Ouedraogo's first commercial success, Yaaba (Grandmother), narrates the story of two young children who befriend an old woman wrongly accused of malevolent sorcery. This film exemplifies Ouedraogo's interest in the multiple ramifications of individual choices. It also demonstrates Ouedraogo's skill at adapting the poetics of African oral tales to contemporary cinema. Nwachukwu Frank Ukadike notes that Ouedraogo "fuses the neorealist penchant for eliciting polished performance from nonprofessionals with the African narrative tradition of the griot . . . as in the oral tradition, a story's interest and attraction for an audience depend upon how creatively a storyteller embellishes what he has heard or taken from his own experience." Ouedraogo's humor, wit, and keen sense of drama in Yaaba earned him international acclaim as an exceptional storyteller and filmmaker.
Ouedraogo's second big success was Tilai (The Law). At the film's beginning, the protagonist, Saga, leaves his village. His life away from home is left out of the narrative, which speaks to Ouedraogo's commitment to rural life. Saga returns to find that his father has married the woman he loves, Nogma. Nogma and Saga decide to disobey the law and escape to another village. Saga's brother, Kougri, also refuses to follow his father's order to punish Saga with death. Ouedraogo sympathizes with young villagers' desires for change, but treats his elder characters with sensitivity. The film depicts the injustices of certain traditional laws in addition to the difficulties involved in defying them. At the same time, Ouedraogo deeply respects his country's cultures, and sides with their battles for self-preservation.
Although Ouedraogo often critiques strict traditional laws, his love for his African heritage is clear in his films. His appreciation for African traditional life is expressed poignantly in Un cri du coeur (A Cry from the Heart). Here, a young boy named Moctar moves from his village in order to live with his middle-class parents, who have immigrated to France. Pained by his nostalgia for his village, and especially for his grandfather, Moctar has difficulty adjusting. When he has visions of a hyena on the streets, he alarms his parents, who hoped that France would provide Moctar with better opportunities. Un cri du coeur, like numerous African literary works, examines the affection shared between the older African generation and their grandchildren. When Moctar's hyena, a strong figure in African folklore, appears for the last time, it takes the form of his dear grandfather.

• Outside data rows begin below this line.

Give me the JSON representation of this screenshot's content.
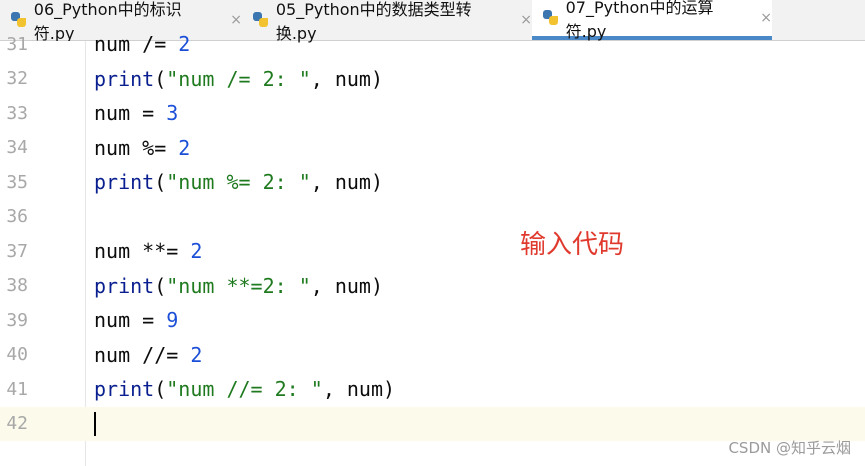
{
  "tabs": [
    {
      "label": "06_Python中的标识符.py",
      "close": "×",
      "active": false
    },
    {
      "label": "05_Python中的数据类型转换.py",
      "close": "×",
      "active": false
    },
    {
      "label": "07_Python中的运算符.py",
      "close": "×",
      "active": true
    }
  ],
  "editor": {
    "lines": [
      {
        "number": "31",
        "parts": [
          {
            "t": "num /= "
          },
          {
            "t": "2",
            "c": "num"
          }
        ]
      },
      {
        "number": "32",
        "parts": [
          {
            "t": "print",
            "c": "kw"
          },
          {
            "t": "("
          },
          {
            "t": "\"num /= 2: \"",
            "c": "str"
          },
          {
            "t": ", num)"
          }
        ]
      },
      {
        "number": "33",
        "parts": [
          {
            "t": "num = "
          },
          {
            "t": "3",
            "c": "num"
          }
        ]
      },
      {
        "number": "34",
        "parts": [
          {
            "t": "num %= "
          },
          {
            "t": "2",
            "c": "num"
          }
        ]
      },
      {
        "number": "35",
        "parts": [
          {
            "t": "print",
            "c": "kw"
          },
          {
            "t": "("
          },
          {
            "t": "\"num %= 2: \"",
            "c": "str"
          },
          {
            "t": ", num)"
          }
        ]
      },
      {
        "number": "36",
        "parts": []
      },
      {
        "number": "37",
        "parts": [
          {
            "t": "num **= "
          },
          {
            "t": "2",
            "c": "num"
          }
        ]
      },
      {
        "number": "38",
        "parts": [
          {
            "t": "print",
            "c": "kw"
          },
          {
            "t": "("
          },
          {
            "t": "\"num **=2: \"",
            "c": "str"
          },
          {
            "t": ", num)"
          }
        ]
      },
      {
        "number": "39",
        "parts": [
          {
            "t": "num = "
          },
          {
            "t": "9",
            "c": "num"
          }
        ]
      },
      {
        "number": "40",
        "parts": [
          {
            "t": "num //= "
          },
          {
            "t": "2",
            "c": "num"
          }
        ]
      },
      {
        "number": "41",
        "parts": [
          {
            "t": "print",
            "c": "kw"
          },
          {
            "t": "("
          },
          {
            "t": "\"num //= 2: \"",
            "c": "str"
          },
          {
            "t": ", num)"
          }
        ]
      },
      {
        "number": "42",
        "parts": [],
        "current": true
      }
    ]
  },
  "annotation": "输入代码",
  "watermark": "CSDN @知乎云烟",
  "colors": {
    "accent": "#4a88c7",
    "keyword": "#0a1f8f",
    "string": "#1f7a1f",
    "number": "#1c4fd8",
    "annotation": "#e03a2e"
  }
}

In the context of African cinema, Ouedraogo's films have been especially successful. He is committed to filming the specific realities of his home country, yet his themes of fidelity, resistance, transformation, and the recovery of traditions have touched diverse, world-wide audiences.